Crazy Leftist Schemes
that Newt Gingrich would Denounce as Socialism!!!!!
This is what is (and was) known as investing in infrastructure, the current energy problems beg for similar investment. 8 years of George W Bush and his trickle down economics (which isn’t as bad as what Newt espouses) have left no rational choice.
The Urban area power Utilities shied away from Rural electrification due to the higher cost of the transformers. The Government studied it and found a usable , but higher cost transformer and put up money to assist. Now the country at the time was much more rural centered, the resulting stimulus to the other industries, (Vacuum cleaners, coffee pots, heaters, toasters, light bulbs and fans and so forth) probably more than paid for it with additional tax revenues and growth. One final thought at the risk of sounding like a Lefty Egghead, Food stamp assistance as part of increased aid to the troubled families at this time will not go to China. My understanding is that Doritos are still produced in the United States of America.
From Wikipedia, the free encyclopedia
the Rural Electrification Act of 1936 provided federal funding for installation of electrical distribution systems to serve rural areas of the United States.
It was proposed by Representative John E. Rankin and Senator George William Norris. The act signed into law by President Franklin Delano Roosevelt. At the time the act was passed, electricity was commonplace in cities but largely unavailable in farms, ranches, and other rural places.
The funding was channeled through cooperative electric power companies, most of which still exist today. These member-owned cooperatives purchased power on a wholesale basis and distributed it using their own network of transmission and distribution lines.
In the 1930s, the provision of power to remote areas was not thought to be economically feasible. A 2300 volt distribution system was then used in cities. This relatively low voltage could only be carried about 4 miles before the voltage drop became unacceptable.
REA cooperatives used a 6900 volt distribution network, which could support much longer runs (up to about 40 miles). Despite requiring more expensive transformers at each home, the overall system cost was manageable.
Wiring homes and farms
REA crews travelled through the American countryside, bringing teams of electricians along with them. The electricians added wiring to houses and barns to utilize the newly available power provided by the line crews. A standard REA installation in a house consisted of:
- A 60 amp range circuit
- A 20 amp kitchen circuit
- Two or three 15 amp lighting circuits
A ceiling-mounted light fixture was installed in each room, usually controlled by a single switch mounted near a door. At most, one outlet was installed per room, since plug-connected appliances were expensive and uncommon. Wiring was performed using type NM nonmetallic sheathed cable, insulated with asbestos-reinforced rubber covered with jute and tar.
Many of these installations still exist today, though most have been augmented to support a greater number and variety of appliances.

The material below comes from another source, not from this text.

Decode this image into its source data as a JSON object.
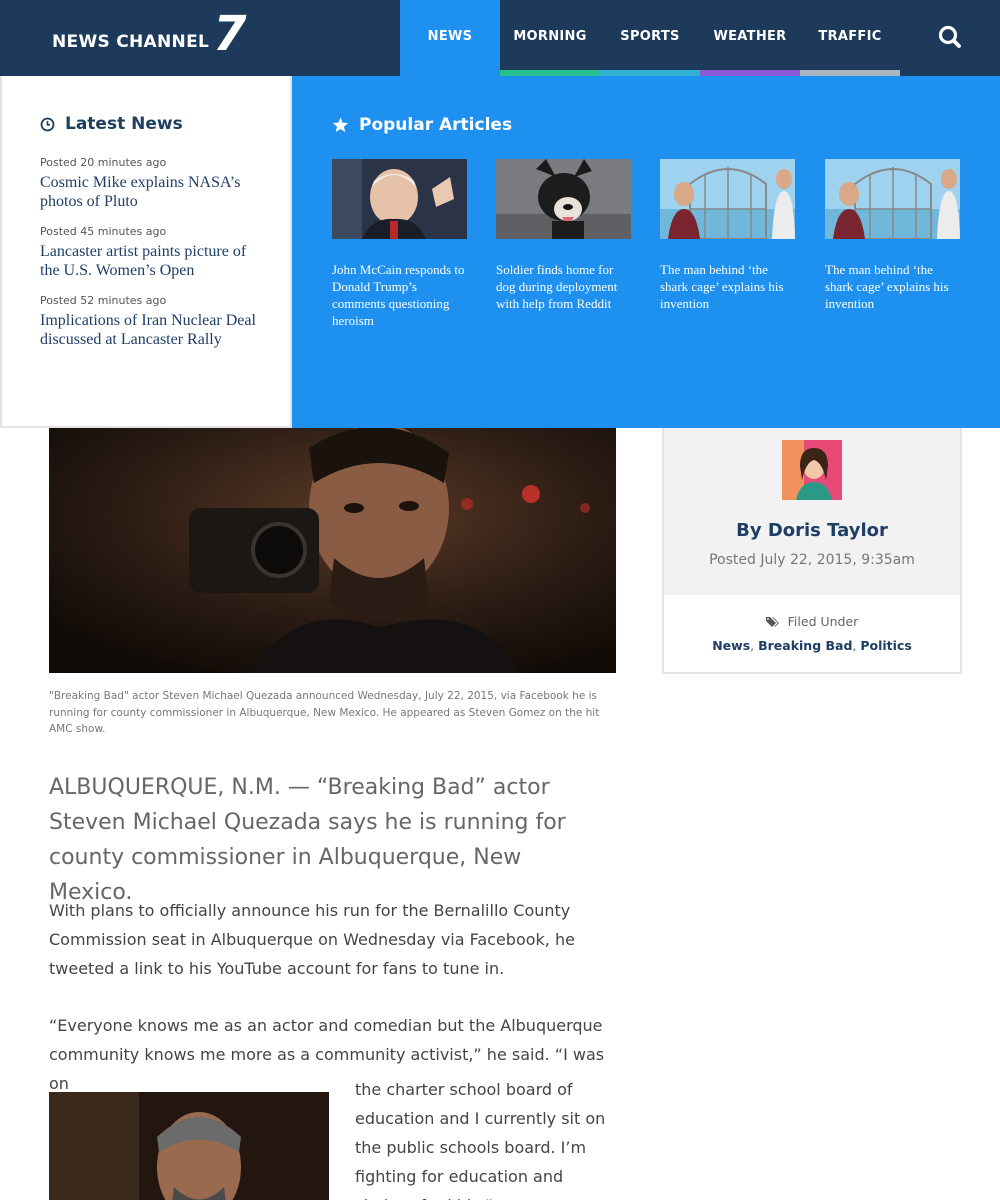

My Mother’s father was born a farmer, but unlike his brother, he learned to be an electrician and was employed all though the Great Depression, his brother also survived, and prospered as well, but was just a very good Indiana farmer (Bargersville Indiana, Guy and Chester Clore).